## Exercise data
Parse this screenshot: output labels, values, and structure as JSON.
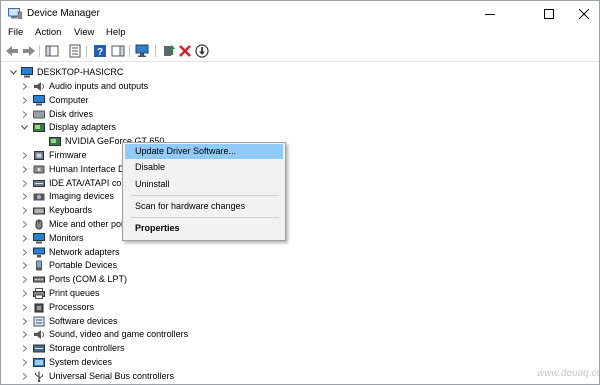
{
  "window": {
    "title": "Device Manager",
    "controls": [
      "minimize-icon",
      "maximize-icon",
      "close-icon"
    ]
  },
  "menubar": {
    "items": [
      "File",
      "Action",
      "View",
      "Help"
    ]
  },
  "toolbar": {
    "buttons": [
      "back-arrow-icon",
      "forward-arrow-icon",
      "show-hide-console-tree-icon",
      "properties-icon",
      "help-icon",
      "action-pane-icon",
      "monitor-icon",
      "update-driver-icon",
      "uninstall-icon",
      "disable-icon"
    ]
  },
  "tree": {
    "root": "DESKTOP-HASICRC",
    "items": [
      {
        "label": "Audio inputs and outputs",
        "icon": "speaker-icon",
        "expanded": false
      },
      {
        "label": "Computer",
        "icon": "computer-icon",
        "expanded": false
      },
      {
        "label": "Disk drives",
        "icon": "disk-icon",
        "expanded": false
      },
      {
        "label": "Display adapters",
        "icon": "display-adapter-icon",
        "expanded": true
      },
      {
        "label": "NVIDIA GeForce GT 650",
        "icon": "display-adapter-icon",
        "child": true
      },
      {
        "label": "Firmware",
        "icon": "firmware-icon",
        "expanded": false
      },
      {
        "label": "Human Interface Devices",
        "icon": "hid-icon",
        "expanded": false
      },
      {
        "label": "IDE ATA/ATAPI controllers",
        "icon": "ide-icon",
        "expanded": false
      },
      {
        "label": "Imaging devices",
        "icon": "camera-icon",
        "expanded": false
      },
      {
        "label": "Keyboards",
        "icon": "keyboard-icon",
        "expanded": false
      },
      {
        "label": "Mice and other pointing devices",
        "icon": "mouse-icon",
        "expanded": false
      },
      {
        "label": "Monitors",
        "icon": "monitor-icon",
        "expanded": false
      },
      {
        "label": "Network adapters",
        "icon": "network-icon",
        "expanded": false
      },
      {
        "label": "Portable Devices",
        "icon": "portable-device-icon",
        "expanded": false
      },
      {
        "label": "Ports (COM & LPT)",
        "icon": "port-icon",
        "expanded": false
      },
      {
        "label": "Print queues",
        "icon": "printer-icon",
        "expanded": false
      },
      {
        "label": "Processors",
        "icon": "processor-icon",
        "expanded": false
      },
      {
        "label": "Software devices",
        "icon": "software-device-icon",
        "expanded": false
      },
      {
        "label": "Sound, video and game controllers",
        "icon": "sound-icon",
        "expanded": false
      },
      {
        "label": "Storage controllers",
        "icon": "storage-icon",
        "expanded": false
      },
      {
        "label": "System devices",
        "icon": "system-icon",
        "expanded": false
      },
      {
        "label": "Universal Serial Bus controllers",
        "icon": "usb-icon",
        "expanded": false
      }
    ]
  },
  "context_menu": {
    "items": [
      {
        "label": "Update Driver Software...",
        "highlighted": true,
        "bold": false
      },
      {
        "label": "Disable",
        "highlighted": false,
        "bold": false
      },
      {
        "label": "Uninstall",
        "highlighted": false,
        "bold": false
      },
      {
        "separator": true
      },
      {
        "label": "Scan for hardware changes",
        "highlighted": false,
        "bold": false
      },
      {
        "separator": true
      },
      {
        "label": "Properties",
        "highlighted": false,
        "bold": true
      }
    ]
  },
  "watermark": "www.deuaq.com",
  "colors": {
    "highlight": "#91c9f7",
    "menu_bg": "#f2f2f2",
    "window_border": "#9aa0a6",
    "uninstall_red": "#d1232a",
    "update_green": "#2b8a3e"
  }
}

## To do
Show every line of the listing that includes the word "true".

## Written solution
        "expanded": true
        "child": true
        "highlighted": true,
        "separator": true
        "separator": true
        "bold": true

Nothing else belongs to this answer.